One major exception was the Industrial Workers of the World (IWW). Founded in Chicago in 1905, the IWW prioritized class, not race. “An Injury to One is an Injury to All,” read its motto. In 1906, a group of Squamish and other marginalized workers applied to start their own IWW chapter, Local 526 — known colloquially as the “Bows and Arrows.” Numbering nearly 60 members in total, meetings were held on the Squamish reserve in North Vancouver. That same year, a delegation of chiefs, including Squamish Chief Joe Capilano, sailed to London to lobby King Edward VII on behalf of B.C.’s First Nations — a trip financed by the money Indigenous men had made on the docks.

The Bows and Arrows union was short-lived, disbanding a year later. But its spirit lived on when Squamish waterfront workers started their own chapter of the International Longshoremen’s Association (ILA) in 1913, Local 38-57. A political awakening had occurred, tying workers’ rights to their own identities as Indigenous men.

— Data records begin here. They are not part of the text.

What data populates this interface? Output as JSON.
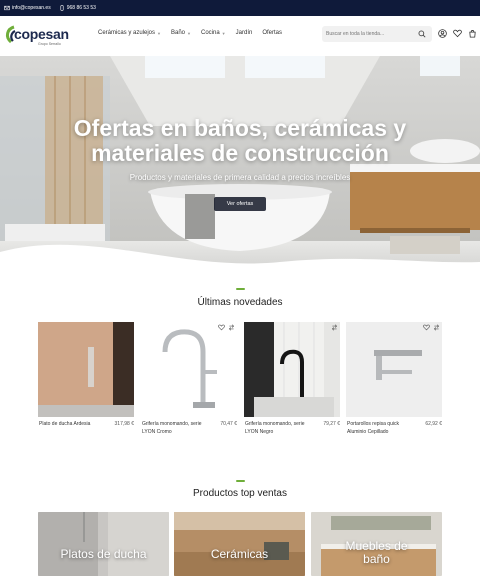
{
  "topbar": {
    "email": "info@copesan.es",
    "phone": "968 86 53 53"
  },
  "header": {
    "logo_text": "copesan",
    "logo_sub": "Grupo Serrallo",
    "nav": [
      {
        "label": "Cerámicas y azulejos",
        "has_dropdown": true
      },
      {
        "label": "Baño",
        "has_dropdown": true
      },
      {
        "label": "Cocina",
        "has_dropdown": true
      },
      {
        "label": "Jardín",
        "has_dropdown": false
      },
      {
        "label": "Ofertas",
        "has_dropdown": false
      }
    ],
    "search_placeholder": "Buscar en toda la tienda...",
    "icons": [
      "user-icon",
      "heart-icon",
      "cart-icon"
    ]
  },
  "hero": {
    "title": "Ofertas en baños, cerámicas y materiales de construcción",
    "subtitle": "Productos y materiales de primera calidad a precios increíbles",
    "button": "Ver ofertas"
  },
  "latest": {
    "title": "Últimas novedades",
    "products": [
      {
        "name": "Plato de ducha Ardesia",
        "price": "317,98 €"
      },
      {
        "name": "Grifería monomando, serie LYON Cromo",
        "price": "70,47 €"
      },
      {
        "name": "Grifería monomando, serie LYON Negro",
        "price": "79,27 €"
      },
      {
        "name": "Portarollos repisa quick Aluminio Cepillado",
        "price": "62,92 €"
      }
    ]
  },
  "top_sales": {
    "title": "Productos top ventas",
    "categories": [
      {
        "label": "Platos de ducha"
      },
      {
        "label": "Cerámicas"
      },
      {
        "label": "Muebles de baño"
      }
    ]
  },
  "colors": {
    "topbar_bg": "#0f1a3a",
    "accent_green": "#6fae3a",
    "brand_navy": "#1d2a4f"
  }
}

  1. Labour Heritage Centre. Working People: A History of Labour in BC - Backgrounder. Labour History Project, 2014.
  2. Mickleburgh, Rod. "Fitz" St. John: A Longshoreman's Longshoreman. B.C. Labour Heritage Centre, 26 Feb. 2020, www.labourheritagecentre.ca/fitz/. 
  3. Parnaby, Andy. The Best Men That Ever Worked the Lumber': Aboriginal Longshoremen on Burrard Inlet, BC, 1863-1939. Canadian Historical Review, 2006, www.academia.edu/5881523/The_best_men_that_ever_worked_the_lumber_Aboriginal_Longshoremen_on_Burrard_Inlet_BC_1863_1939.